Excerpts from an interface dataset:
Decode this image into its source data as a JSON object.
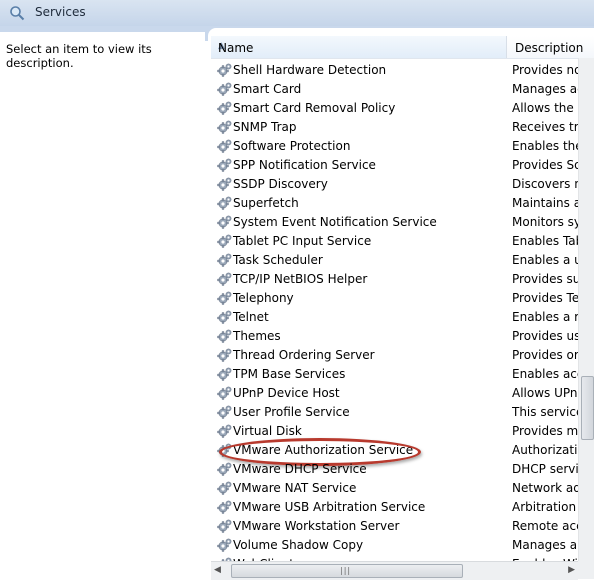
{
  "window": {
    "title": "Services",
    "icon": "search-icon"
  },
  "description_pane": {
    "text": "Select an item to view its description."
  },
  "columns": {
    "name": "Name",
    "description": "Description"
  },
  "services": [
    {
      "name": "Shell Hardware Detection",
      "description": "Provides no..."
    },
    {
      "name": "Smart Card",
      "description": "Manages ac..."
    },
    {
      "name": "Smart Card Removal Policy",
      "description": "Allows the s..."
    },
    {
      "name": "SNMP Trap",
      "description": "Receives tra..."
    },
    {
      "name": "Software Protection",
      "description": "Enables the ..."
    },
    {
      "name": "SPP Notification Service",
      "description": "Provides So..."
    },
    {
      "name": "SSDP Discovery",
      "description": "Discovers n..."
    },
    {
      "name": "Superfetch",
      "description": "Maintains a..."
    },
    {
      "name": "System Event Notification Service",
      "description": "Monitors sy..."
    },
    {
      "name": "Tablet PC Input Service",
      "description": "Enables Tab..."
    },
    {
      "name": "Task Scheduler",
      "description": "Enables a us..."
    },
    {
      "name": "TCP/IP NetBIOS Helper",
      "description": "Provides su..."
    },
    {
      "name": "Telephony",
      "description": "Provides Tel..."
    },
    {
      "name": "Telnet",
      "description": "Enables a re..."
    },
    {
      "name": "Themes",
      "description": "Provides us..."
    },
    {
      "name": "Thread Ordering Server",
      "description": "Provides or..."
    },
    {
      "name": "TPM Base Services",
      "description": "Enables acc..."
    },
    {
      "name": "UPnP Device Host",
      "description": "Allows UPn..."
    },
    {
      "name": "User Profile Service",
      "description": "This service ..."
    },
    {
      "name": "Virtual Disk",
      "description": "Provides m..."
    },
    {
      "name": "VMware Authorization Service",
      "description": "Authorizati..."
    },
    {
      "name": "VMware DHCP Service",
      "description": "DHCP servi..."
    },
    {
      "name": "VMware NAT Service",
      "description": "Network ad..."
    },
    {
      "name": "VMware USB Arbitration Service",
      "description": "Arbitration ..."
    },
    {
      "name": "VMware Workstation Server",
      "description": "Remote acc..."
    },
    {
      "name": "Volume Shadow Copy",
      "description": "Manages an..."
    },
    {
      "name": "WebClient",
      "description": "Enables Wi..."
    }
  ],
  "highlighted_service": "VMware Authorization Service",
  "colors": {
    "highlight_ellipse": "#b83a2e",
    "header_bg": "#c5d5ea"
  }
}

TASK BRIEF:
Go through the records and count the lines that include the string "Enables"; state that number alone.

RESPONSE TO THE TASK:
6